A securities class action has been filed in the USDC, N.D.CA.against Stitch Fix, Inc. (SFIX) on behalf of a class consisting of all persons and entities other than Defendants that purchased or otherwise acquired Stitch Fix securities between December 8, 2020 through March 8, 2022.
Stitch Fix sells a range of apparel, shoes, and accessories through its website and mobile application. Traditionally, Stitch Fix sold products as a “Fix,” through which the customer would receive a monthly box of items chosen by a personal stylist. The customer would not know specifically which items they were receiving but would have the option to return whichever items it did not want. The customer paid a $20 “styling fee” per Fix, and that fee would be applied to any of the items the customer chose to buy.
Prior to the Class Period, in 2019, Stitch Fix announced a new direct-buy retail component, eventually named “Freestyle.” The Freestyle program allowed customers to shop the site for specific products, giving the customer more control over what items they received, but also removing the curation element that differentiated Stitch Fix from other e-retailers. The Freestyle program was first made available to a subset of existing Stitch Fix customers in 2020, and incrementally rolled out to all existing customers in early 2021. In September 2021, the Freestyle program was formally launched to new customers.
The complaint alleges that, throughout the Class Period, Stitch Fix made numerous false and misleading statements to investors concerning the synergy between the Company’s Fix and Freestyle programs, and repeatedly denied claims that the Freestyle program could cannibalize the Company’s legacy Fix business. Specifically, Stitch Fix repeatedly assured investors that the Company’s Freestyle business was “an additive experience” and “complimentary” to the Fix business, that “the combination of those two things will allow us to address many more types of clients,” and that “we see solid growth in both sides of the business.” In truth, throughout the Class Period, Stitch Fix concealed the fact that these programs were not complementary or additive. Stitch Fix knew that the Freestyle program would be much preferred to the Company’s original Fix model, and that the Freestyle program would inevitably cannibalize the Company’s legacy Fix business. As a result of these misrepresentations and omissions, Stitch Fix’s Class A common stock traded at artificially inflated prices during the Class Period.

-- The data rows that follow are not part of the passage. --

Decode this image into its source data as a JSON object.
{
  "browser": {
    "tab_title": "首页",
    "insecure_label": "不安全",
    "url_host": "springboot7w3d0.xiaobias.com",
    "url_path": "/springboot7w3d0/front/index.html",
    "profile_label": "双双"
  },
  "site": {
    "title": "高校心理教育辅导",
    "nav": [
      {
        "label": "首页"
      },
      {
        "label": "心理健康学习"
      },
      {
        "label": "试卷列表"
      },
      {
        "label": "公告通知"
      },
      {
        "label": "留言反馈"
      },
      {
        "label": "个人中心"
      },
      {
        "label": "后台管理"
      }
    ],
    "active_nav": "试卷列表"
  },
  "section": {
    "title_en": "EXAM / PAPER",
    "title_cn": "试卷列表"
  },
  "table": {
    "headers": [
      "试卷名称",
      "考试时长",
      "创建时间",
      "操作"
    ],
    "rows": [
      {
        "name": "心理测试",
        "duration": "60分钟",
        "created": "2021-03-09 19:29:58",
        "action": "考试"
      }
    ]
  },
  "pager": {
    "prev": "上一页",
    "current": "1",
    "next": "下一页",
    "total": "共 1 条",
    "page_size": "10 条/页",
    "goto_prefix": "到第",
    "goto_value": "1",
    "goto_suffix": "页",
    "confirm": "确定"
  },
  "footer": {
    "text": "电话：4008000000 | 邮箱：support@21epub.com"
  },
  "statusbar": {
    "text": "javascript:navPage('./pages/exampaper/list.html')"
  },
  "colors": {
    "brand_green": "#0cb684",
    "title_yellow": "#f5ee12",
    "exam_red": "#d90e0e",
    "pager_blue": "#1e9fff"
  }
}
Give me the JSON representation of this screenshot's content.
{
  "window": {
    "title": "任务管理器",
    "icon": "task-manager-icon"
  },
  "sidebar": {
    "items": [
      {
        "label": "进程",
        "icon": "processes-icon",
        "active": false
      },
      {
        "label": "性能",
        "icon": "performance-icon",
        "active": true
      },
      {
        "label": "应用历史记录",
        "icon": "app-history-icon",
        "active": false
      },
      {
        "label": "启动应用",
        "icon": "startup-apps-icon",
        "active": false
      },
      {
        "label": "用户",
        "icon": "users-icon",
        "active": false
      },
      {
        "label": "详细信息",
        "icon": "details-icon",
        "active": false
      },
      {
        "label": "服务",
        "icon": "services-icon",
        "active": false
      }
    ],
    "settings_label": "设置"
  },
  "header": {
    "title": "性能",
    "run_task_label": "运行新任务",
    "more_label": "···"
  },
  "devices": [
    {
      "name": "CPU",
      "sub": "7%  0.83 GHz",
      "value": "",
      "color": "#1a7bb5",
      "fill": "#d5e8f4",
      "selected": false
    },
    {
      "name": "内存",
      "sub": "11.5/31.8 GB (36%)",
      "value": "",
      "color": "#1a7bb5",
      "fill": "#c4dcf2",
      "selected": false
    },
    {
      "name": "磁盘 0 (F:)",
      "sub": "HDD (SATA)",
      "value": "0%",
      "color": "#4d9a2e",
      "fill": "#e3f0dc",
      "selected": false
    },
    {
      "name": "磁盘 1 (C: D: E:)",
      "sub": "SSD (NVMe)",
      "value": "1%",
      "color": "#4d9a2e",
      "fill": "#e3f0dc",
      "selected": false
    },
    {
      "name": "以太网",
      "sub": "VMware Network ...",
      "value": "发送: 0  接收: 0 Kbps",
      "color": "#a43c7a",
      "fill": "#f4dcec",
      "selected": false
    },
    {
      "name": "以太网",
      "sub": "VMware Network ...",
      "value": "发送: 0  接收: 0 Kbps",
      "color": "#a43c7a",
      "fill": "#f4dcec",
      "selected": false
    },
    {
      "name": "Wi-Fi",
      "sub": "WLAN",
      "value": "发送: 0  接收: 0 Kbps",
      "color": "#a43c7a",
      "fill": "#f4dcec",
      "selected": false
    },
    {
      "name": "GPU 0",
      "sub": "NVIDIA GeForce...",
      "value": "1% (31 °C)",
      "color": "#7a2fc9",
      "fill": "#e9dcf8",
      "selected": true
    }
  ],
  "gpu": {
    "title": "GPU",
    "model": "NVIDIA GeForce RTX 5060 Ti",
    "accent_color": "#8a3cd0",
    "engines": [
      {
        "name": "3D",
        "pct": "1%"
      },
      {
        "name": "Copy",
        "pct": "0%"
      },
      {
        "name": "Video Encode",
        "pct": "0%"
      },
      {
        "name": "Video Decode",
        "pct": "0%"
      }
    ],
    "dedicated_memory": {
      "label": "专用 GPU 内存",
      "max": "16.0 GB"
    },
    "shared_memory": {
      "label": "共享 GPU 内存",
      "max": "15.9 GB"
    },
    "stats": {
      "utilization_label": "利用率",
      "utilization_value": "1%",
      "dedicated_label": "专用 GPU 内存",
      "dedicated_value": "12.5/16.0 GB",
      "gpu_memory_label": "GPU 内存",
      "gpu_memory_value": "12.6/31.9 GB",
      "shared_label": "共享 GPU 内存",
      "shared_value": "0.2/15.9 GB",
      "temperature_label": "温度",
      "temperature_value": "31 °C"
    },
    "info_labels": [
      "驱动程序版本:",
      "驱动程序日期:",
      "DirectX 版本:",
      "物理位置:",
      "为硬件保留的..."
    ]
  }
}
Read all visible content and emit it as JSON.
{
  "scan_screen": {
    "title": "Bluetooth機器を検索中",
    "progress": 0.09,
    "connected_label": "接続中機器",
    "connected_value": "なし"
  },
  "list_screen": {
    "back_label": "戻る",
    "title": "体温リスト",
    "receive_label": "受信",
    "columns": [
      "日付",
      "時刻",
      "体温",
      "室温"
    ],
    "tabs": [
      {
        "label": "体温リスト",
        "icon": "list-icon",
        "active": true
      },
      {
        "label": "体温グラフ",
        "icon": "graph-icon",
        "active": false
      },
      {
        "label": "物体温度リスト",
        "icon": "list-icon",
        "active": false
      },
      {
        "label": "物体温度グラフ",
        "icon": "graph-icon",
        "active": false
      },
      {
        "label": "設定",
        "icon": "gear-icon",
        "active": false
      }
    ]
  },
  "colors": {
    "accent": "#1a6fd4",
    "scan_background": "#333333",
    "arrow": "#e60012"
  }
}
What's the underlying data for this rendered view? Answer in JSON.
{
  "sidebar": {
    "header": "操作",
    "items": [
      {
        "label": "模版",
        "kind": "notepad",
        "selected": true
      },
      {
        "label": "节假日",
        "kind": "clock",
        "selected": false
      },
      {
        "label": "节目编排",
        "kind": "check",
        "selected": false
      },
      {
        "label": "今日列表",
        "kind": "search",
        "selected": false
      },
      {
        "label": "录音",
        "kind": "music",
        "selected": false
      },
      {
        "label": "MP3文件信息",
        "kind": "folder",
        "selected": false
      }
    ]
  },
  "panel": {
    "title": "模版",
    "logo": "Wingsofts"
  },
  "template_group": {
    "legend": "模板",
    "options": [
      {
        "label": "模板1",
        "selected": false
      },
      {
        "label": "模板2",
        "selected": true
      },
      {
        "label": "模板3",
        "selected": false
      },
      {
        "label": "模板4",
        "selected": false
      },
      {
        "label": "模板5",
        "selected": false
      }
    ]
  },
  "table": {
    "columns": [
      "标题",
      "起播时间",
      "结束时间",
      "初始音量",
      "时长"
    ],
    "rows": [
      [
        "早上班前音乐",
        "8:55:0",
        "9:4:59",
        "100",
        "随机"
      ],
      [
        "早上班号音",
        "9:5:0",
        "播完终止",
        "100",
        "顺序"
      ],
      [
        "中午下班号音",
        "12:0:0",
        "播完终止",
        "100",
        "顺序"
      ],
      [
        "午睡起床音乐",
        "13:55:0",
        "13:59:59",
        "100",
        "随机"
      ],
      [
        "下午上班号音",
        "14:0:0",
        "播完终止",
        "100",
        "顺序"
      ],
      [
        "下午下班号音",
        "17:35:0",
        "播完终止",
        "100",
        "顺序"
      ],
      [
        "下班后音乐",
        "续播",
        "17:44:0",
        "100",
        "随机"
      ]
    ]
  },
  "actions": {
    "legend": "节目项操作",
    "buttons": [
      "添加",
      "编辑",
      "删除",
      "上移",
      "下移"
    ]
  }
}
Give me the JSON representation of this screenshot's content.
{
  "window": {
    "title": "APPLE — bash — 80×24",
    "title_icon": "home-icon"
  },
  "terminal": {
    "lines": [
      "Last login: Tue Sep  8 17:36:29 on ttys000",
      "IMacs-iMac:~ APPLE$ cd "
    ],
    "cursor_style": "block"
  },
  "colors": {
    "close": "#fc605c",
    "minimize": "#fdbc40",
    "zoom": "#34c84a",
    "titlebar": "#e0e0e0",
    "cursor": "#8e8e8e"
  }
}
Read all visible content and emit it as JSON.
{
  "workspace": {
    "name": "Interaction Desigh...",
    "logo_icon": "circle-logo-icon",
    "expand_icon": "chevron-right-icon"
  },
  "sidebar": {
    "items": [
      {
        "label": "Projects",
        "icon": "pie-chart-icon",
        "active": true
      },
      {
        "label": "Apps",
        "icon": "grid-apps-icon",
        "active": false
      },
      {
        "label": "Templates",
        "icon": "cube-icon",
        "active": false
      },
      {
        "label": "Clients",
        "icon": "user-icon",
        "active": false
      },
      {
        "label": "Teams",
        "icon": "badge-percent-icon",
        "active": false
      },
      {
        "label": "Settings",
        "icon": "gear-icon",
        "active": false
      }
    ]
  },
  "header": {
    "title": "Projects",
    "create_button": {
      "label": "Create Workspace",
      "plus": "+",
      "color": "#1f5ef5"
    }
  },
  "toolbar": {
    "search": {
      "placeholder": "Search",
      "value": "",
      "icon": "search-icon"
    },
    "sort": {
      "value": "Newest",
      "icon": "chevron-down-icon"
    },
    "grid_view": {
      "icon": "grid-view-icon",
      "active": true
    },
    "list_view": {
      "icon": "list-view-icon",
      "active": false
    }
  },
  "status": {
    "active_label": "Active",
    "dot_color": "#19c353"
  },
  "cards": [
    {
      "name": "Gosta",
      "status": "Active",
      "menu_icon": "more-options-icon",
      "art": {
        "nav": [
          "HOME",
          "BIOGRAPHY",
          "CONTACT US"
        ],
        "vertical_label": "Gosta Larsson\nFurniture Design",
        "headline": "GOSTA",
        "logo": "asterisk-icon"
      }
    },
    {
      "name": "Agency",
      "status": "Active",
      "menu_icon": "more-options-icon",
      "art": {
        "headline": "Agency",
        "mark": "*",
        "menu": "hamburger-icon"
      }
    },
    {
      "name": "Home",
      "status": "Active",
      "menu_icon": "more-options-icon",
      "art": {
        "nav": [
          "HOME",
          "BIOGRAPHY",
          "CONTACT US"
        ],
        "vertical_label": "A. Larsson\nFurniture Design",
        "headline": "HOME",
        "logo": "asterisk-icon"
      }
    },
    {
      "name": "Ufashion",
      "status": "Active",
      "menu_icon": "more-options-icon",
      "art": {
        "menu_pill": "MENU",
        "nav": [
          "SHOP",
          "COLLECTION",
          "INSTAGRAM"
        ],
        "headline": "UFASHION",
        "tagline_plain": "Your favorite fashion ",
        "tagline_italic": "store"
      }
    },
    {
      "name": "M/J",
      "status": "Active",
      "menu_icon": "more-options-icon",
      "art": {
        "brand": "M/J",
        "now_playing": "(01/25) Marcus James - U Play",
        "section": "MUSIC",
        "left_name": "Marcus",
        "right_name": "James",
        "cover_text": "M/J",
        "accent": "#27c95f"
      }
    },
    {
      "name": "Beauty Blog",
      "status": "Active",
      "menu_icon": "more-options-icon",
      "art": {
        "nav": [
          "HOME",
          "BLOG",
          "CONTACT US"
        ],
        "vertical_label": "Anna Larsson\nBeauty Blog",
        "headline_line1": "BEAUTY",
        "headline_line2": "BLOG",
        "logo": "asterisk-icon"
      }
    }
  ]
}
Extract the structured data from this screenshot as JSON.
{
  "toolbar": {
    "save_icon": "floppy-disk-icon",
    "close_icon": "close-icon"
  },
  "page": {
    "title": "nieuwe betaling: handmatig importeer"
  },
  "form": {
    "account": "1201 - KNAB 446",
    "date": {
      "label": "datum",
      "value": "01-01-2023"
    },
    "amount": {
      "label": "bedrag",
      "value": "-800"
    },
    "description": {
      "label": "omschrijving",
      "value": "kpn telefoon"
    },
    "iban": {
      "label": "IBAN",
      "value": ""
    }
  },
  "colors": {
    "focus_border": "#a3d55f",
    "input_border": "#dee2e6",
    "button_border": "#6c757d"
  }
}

The truth began to emerge on December 7, 2021, when Stitch Fix announced a loss for its first quarter of 2022 and cut its full-year revenue projections, and admitted for the first time that, as a result of the “expansion into Freestyle” the Company “may experience short-term impacts of cannibalization.” As a result of these disclosures, Stitch Fix’s share price declined by $5.97 per share, or 24%, from a closing price of $24.97 per share on December 7, 2021, to a closing price of $19.00 per share on December 8, 2021. However, Stitch Fix continued to assure investors that this was a short-term problem.
Then, on March 8, 2022, when Stitch Fix reported earnings for its second quarter of 2022, the Company offered a weak outlook for its third quarter of 2022 and cut its guidance for the full year. Stitch Fix attributed the guidance cut to “friction” between the Freestyle and Fix businesses.
As a result of this disclosure, the price of Stitch Fix stock declined by $0.67 per share, or 6%, from $11.01 per share to $10.34 per share.